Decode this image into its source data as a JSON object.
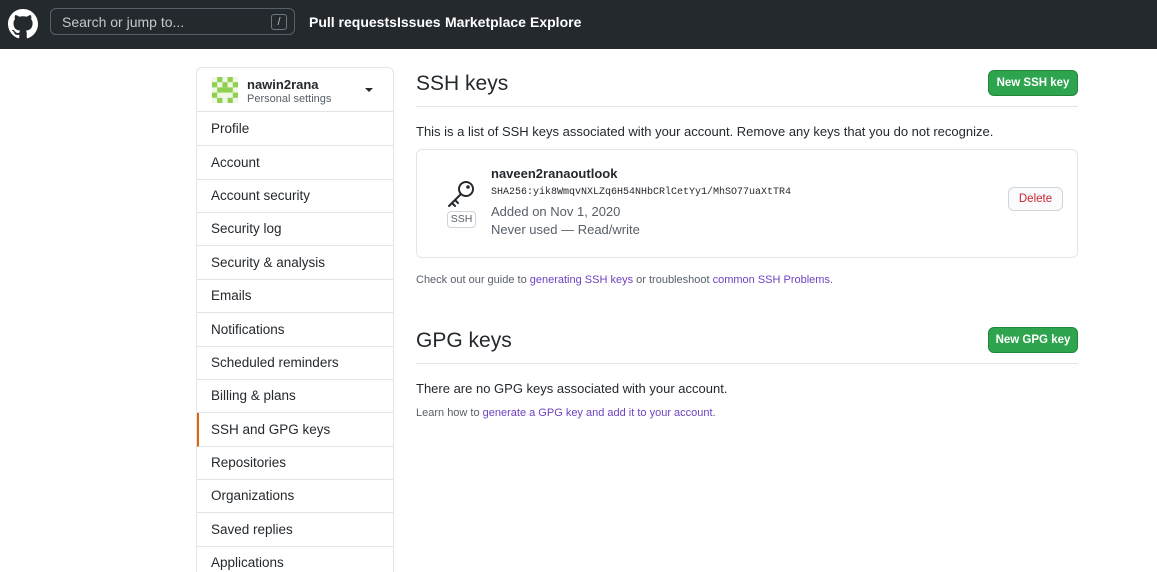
{
  "header": {
    "search_placeholder": "Search or jump to...",
    "slash_hint": "/",
    "nav": [
      "Pull requests",
      "Issues",
      "Marketplace",
      "Explore"
    ]
  },
  "sidebar": {
    "username": "nawin2rana",
    "subtitle": "Personal settings",
    "items": [
      {
        "label": "Profile"
      },
      {
        "label": "Account"
      },
      {
        "label": "Account security"
      },
      {
        "label": "Security log"
      },
      {
        "label": "Security & analysis"
      },
      {
        "label": "Emails"
      },
      {
        "label": "Notifications"
      },
      {
        "label": "Scheduled reminders"
      },
      {
        "label": "Billing & plans"
      },
      {
        "label": "SSH and GPG keys"
      },
      {
        "label": "Repositories"
      },
      {
        "label": "Organizations"
      },
      {
        "label": "Saved replies"
      },
      {
        "label": "Applications"
      }
    ],
    "selected": "SSH and GPG keys"
  },
  "ssh": {
    "title": "SSH keys",
    "new_button": "New SSH key",
    "intro": "This is a list of SSH keys associated with your account. Remove any keys that you do not recognize.",
    "key": {
      "type_label": "SSH",
      "name": "naveen2ranaoutlook",
      "fingerprint": "SHA256:yik8WmqvNXLZq6H54NHbCRlCetYy1/MhSO77uaXtTR4",
      "added": "Added on Nov 1, 2020",
      "usage": "Never used — Read/write",
      "delete_label": "Delete"
    },
    "guide": {
      "prefix": "Check out our guide to ",
      "link1": "generating SSH keys",
      "middle": " or troubleshoot ",
      "link2": "common SSH Problems",
      "suffix": "."
    }
  },
  "gpg": {
    "title": "GPG keys",
    "new_button": "New GPG key",
    "empty": "There are no GPG keys associated with your account.",
    "learn": {
      "prefix": "Learn how to ",
      "link": "generate a GPG key and add it to your account",
      "suffix": "."
    }
  },
  "colors": {
    "header_bg": "#24292e",
    "primary_green": "#2ea44f",
    "danger_red": "#cb2431",
    "link_purple": "#6f42c1",
    "selected_accent": "#e36209"
  }
}
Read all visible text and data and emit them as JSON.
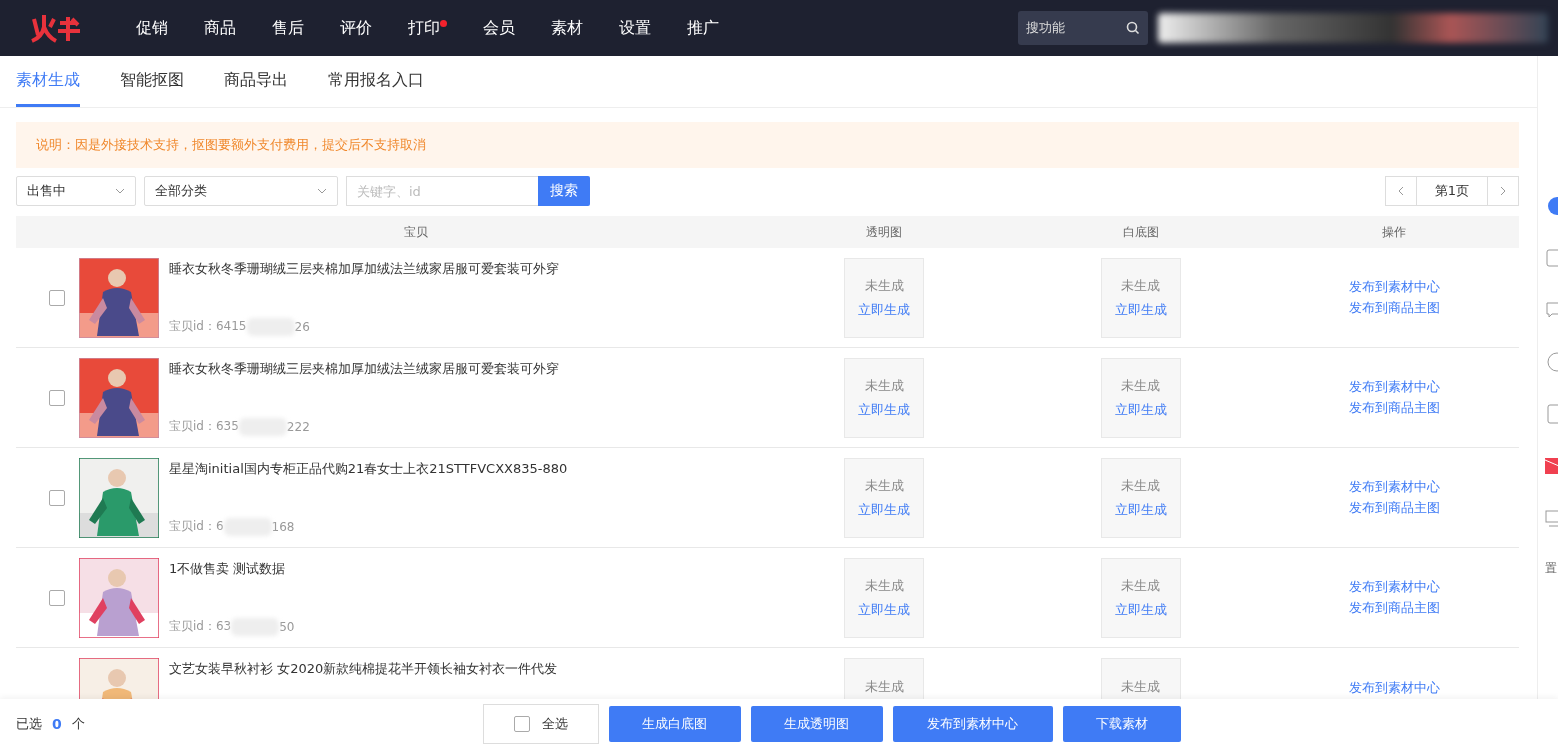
{
  "nav": {
    "items": [
      {
        "label": "促销",
        "dot": false
      },
      {
        "label": "商品",
        "dot": false
      },
      {
        "label": "售后",
        "dot": false
      },
      {
        "label": "评价",
        "dot": false
      },
      {
        "label": "打印",
        "dot": true
      },
      {
        "label": "会员",
        "dot": false
      },
      {
        "label": "素材",
        "dot": false
      },
      {
        "label": "设置",
        "dot": false
      },
      {
        "label": "推广",
        "dot": false
      }
    ],
    "search": {
      "placeholder": "搜功能"
    }
  },
  "tabs": [
    {
      "label": "素材生成",
      "selected": true
    },
    {
      "label": "智能抠图",
      "selected": false
    },
    {
      "label": "商品导出",
      "selected": false
    },
    {
      "label": "常用报名入口",
      "selected": false
    }
  ],
  "notice": "说明：因是外接技术支持，抠图要额外支付费用，提交后不支持取消",
  "filters": {
    "status": "出售中",
    "category": "全部分类",
    "keyword_placeholder": "关键字、id",
    "search_button": "搜索",
    "page": "第1页"
  },
  "table": {
    "columns": [
      "宝贝",
      "透明图",
      "白底图",
      "操作"
    ],
    "rows": [
      {
        "checked": false,
        "title": "睡衣女秋冬季珊瑚绒三层夹棉加厚加绒法兰绒家居服可爱套装可外穿",
        "id_prefix": "宝贝id：6415",
        "id_suffix": "26",
        "transparent": {
          "status": "未生成",
          "action": "立即生成"
        },
        "white": {
          "status": "未生成",
          "action": "立即生成"
        },
        "links": [
          "发布到素材中心",
          "发布到商品主图"
        ]
      },
      {
        "checked": false,
        "title": "睡衣女秋冬季珊瑚绒三层夹棉加厚加绒法兰绒家居服可爱套装可外穿",
        "id_prefix": "宝贝id：635",
        "id_suffix": "222",
        "transparent": {
          "status": "未生成",
          "action": "立即生成"
        },
        "white": {
          "status": "未生成",
          "action": "立即生成"
        },
        "links": [
          "发布到素材中心",
          "发布到商品主图"
        ]
      },
      {
        "checked": false,
        "title": "星星淘initial国内专柜正品代购21春女士上衣21STTFVCXX835-880",
        "id_prefix": "宝贝id：6",
        "id_suffix": "168",
        "transparent": {
          "status": "未生成",
          "action": "立即生成"
        },
        "white": {
          "status": "未生成",
          "action": "立即生成"
        },
        "links": [
          "发布到素材中心",
          "发布到商品主图"
        ]
      },
      {
        "checked": false,
        "title": "1不做售卖 测试数据",
        "id_prefix": "宝贝id：63",
        "id_suffix": "50",
        "transparent": {
          "status": "未生成",
          "action": "立即生成"
        },
        "white": {
          "status": "未生成",
          "action": "立即生成"
        },
        "links": [
          "发布到素材中心",
          "发布到商品主图"
        ]
      },
      {
        "title": "文艺女装早秋衬衫 女2020新款纯棉提花半开领长袖女衬衣一件代发",
        "transparent": {
          "status": "未生成"
        },
        "white": {
          "status": "未生成"
        },
        "links": [
          "发布到素材中心"
        ]
      }
    ]
  },
  "side_label": "置",
  "footer": {
    "selected_label": "已选",
    "selected_count": "0",
    "unit": "个",
    "select_all": {
      "label": "全选",
      "checked": false
    },
    "buttons": [
      "生成白底图",
      "生成透明图",
      "发布到素材中心",
      "下载素材"
    ]
  }
}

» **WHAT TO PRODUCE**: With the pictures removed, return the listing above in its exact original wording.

» **RESPONSE**:
Decode this image into its source data as a JSON object.
{
  "header": {
    "search_placeholder": "Search or jump to...",
    "slash_hint": "/",
    "nav": [
      "Pull requests",
      "Issues",
      "Marketplace",
      "Explore"
    ]
  },
  "sidebar": {
    "username": "nawin2rana",
    "subtitle": "Personal settings",
    "items": [
      {
        "label": "Profile"
      },
      {
        "label": "Account"
      },
      {
        "label": "Account security"
      },
      {
        "label": "Security log"
      },
      {
        "label": "Security & analysis"
      },
      {
        "label": "Emails"
      },
      {
        "label": "Notifications"
      },
      {
        "label": "Scheduled reminders"
      },
      {
        "label": "Billing & plans"
      },
      {
        "label": "SSH and GPG keys"
      },
      {
        "label": "Repositories"
      },
      {
        "label": "Organizations"
      },
      {
        "label": "Saved replies"
      },
      {
        "label": "Applications"
      }
    ],
    "selected": "SSH and GPG keys"
  },
  "ssh": {
    "title": "SSH keys",
    "new_button": "New SSH key",
    "intro": "This is a list of SSH keys associated with your account. Remove any keys that you do not recognize.",
    "key": {
      "type_label": "SSH",
      "name": "naveen2ranaoutlook",
      "fingerprint": "SHA256:yik8WmqvNXLZq6H54NHbCRlCetYy1/MhSO77uaXtTR4",
      "added": "Added on Nov 1, 2020",
      "usage": "Never used — Read/write",
      "delete_label": "Delete"
    },
    "guide": {
      "prefix": "Check out our guide to ",
      "link1": "generating SSH keys",
      "middle": " or troubleshoot ",
      "link2": "common SSH Problems",
      "suffix": "."
    }
  },
  "gpg": {
    "title": "GPG keys",
    "new_button": "New GPG key",
    "empty": "There are no GPG keys associated with your account.",
    "learn": {
      "prefix": "Learn how to ",
      "link": "generate a GPG key and add it to your account",
      "suffix": "."
    }
  },
  "colors": {
    "header_bg": "#24292e",
    "primary_green": "#2ea44f",
    "danger_red": "#cb2431",
    "link_purple": "#6f42c1",
    "selected_accent": "#e36209"
  }
}
Read all visible text and data and emit them as JSON.
{
  "nav": {
    "items": [
      {
        "label": "促销",
        "dot": false
      },
      {
        "label": "商品",
        "dot": false
      },
      {
        "label": "售后",
        "dot": false
      },
      {
        "label": "评价",
        "dot": false
      },
      {
        "label": "打印",
        "dot": true
      },
      {
        "label": "会员",
        "dot": false
      },
      {
        "label": "素材",
        "dot": false
      },
      {
        "label": "设置",
        "dot": false
      },
      {
        "label": "推广",
        "dot": false
      }
    ],
    "search": {
      "placeholder": "搜功能"
    }
  },
  "tabs": [
    {
      "label": "素材生成",
      "selected": true
    },
    {
      "label": "智能抠图",
      "selected": false
    },
    {
      "label": "商品导出",
      "selected": false
    },
    {
      "label": "常用报名入口",
      "selected": false
    }
  ],
  "notice": "说明：因是外接技术支持，抠图要额外支付费用，提交后不支持取消",
  "filters": {
    "status": "出售中",
    "category": "全部分类",
    "keyword_placeholder": "关键字、id",
    "search_button": "搜索",
    "page": "第1页"
  },
  "table": {
    "columns": [
      "宝贝",
      "透明图",
      "白底图",
      "操作"
    ],
    "rows": [
      {
        "checked": false,
        "title": "睡衣女秋冬季珊瑚绒三层夹棉加厚加绒法兰绒家居服可爱套装可外穿",
        "id_prefix": "宝贝id：6415",
        "id_suffix": "26",
        "transparent": {
          "status": "未生成",
          "action": "立即生成"
        },
        "white": {
          "status": "未生成",
          "action": "立即生成"
        },
        "links": [
          "发布到素材中心",
          "发布到商品主图"
        ]
      },
      {
        "checked": false,
        "title": "睡衣女秋冬季珊瑚绒三层夹棉加厚加绒法兰绒家居服可爱套装可外穿",
        "id_prefix": "宝贝id：635",
        "id_suffix": "222",
        "transparent": {
          "status": "未生成",
          "action": "立即生成"
        },
        "white": {
          "status": "未生成",
          "action": "立即生成"
        },
        "links": [
          "发布到素材中心",
          "发布到商品主图"
        ]
      },
      {
        "checked": false,
        "title": "星星淘initial国内专柜正品代购21春女士上衣21STTFVCXX835-880",
        "id_prefix": "宝贝id：6",
        "id_suffix": "168",
        "transparent": {
          "status": "未生成",
          "action": "立即生成"
        },
        "white": {
          "status": "未生成",
          "action": "立即生成"
        },
        "links": [
          "发布到素材中心",
          "发布到商品主图"
        ]
      },
      {
        "checked": false,
        "title": "1不做售卖 测试数据",
        "id_prefix": "宝贝id：63",
        "id_suffix": "50",
        "transparent": {
          "status": "未生成",
          "action": "立即生成"
        },
        "white": {
          "status": "未生成",
          "action": "立即生成"
        },
        "links": [
          "发布到素材中心",
          "发布到商品主图"
        ]
      },
      {
        "title": "文艺女装早秋衬衫 女2020新款纯棉提花半开领长袖女衬衣一件代发",
        "transparent": {
          "status": "未生成"
        },
        "white": {
          "status": "未生成"
        },
        "links": [
          "发布到素材中心"
        ]
      }
    ]
  },
  "side_label": "置",
  "footer": {
    "selected_label": "已选",
    "selected_count": "0",
    "unit": "个",
    "select_all": {
      "label": "全选",
      "checked": false
    },
    "buttons": [
      "生成白底图",
      "生成透明图",
      "发布到素材中心",
      "下载素材"
    ]
  }
}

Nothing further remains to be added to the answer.